Women like Kim Kardashian can still breastfeed children who were born to a surrogate mother by tricking their body into thinking they’re pregnant.
Kim, who welcomed her third child with Kanye West on Monday, recently featured a breastfeeding pillow in a Snapchat video of her baby product haul, which left many of her followers wondering if she can produce milk without being pregnant.
Surrogacy is a form of assisted reproduction that involves using a woman’s uterus to carry an embryo and deliver a baby for another person or couple.
But as experts explained to Daily Mail Online, there are many ways the 37-year-old reality star can nurse her daughter.
Kim Kardashian posted this photo on Instagram on Monday with the caption ‘She’s Here’ to announce the arrival of her third baby
Molly Petersen, certified lactation counselor at Lansinoh, a breastfeeding product company, told Daily Mail Online women like Kim can produce breast milk through a process called induced lactation.
The concept of women nursing babies they didn’t give birth to isn’t a new one. In the late 19th and 20th centuries, families hired ‘wet nurses’ — usually women who were already lactating from a recent pregnancy — to breastfeed their child.
Women can experience lactation for nearly two years after birth.
Kim, who gave birth to Saint in 2015 and North in 2013, could induce lactation without medication.
‘Some moms can establish their supply without the use of any medical intervention. Simply putting baby to the breast can induce lactation,’ Petersen said.
It gets a little tricky when a woman who hasn’t given birth wants to breastfeed a baby she did not give birth to.
The production of breast milk is a result of a complex interaction of three hormones — estrogen, progesterone and human placental lactogen — during the final weeks or months of pregnancy.
‘The hormones estrogen and progesterone increase during pregnancy and play a large part in readying a woman’s body for breastfeeding,’ Petersen told Daily Mail Online. ‘Without them, it can be difficult for moms to supply milk.’
Kim has to rely on a successful replication of this process if she wants to produce milk for her third child born via surrogate.

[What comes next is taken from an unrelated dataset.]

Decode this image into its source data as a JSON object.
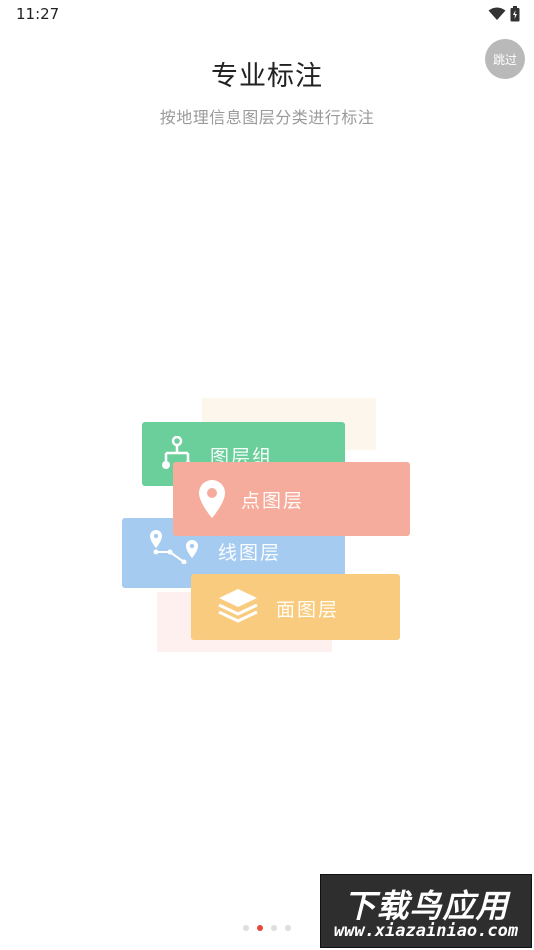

To achieve this, doctors will prescribe hormone therapy, such as supplemental estrogen and progesterone, herbs or medications to trick their body into thinking they’re pregnant.
The hormone therapy, which can last at least six months, should cease about eight weeks before the woman is expected to start breastfeeding and start using a breast pump in order to build milk supply, according to lactation consultant Dr Elizabeth LaFleur of Mayo Clinic.
‘This encourages the production and release of prolactin,’ Dr LaFleur wrote.
For successful lactation, women should do this increasingly over the next few weeks until the baby is born.
‘At first, pump for five minutes three times a day. Work up to pumping for 10 minutes every four hours, including at least once during the night,’ Dr LaFleur wrote. ‘Then increase pumping time to 15 to 20 minutes every two to three hours. Continue the routine until the baby arrives.’
The 37-year-old reality star now has three children with rapper Kanye West
Kim gave birth to four-year-old North West (far right) and two-year-old Saint (far left)
Doctors sometimes recommend that women continue pumping after they feed their surrogate or adoptive baby to establish breast milk supply.
The induced lactation process is easier for women like Kim who have given birth before and can be more difficult for those who’ve never given birth or have trouble conceiving.
‘Some of the same reasons that mothers cannot conceive — as in hormone imbalances — overlap with reasons that moms have difficulty breastfeeding,’ pediatrician Dr Jennifer Thomas, who is a member of the executive board on breastfeeding for the American Academy of Pediatrics, told Refinery29.
Infants reap many benefits when they are breastfed,according to the U.S. Department of Health and Human Services, including a reduced risk of asthma, leukemia, obesity and lower respiratory infections.
The World Health Organization recommends that babies are breastfed exclusively within the first hour of life until they are six months old.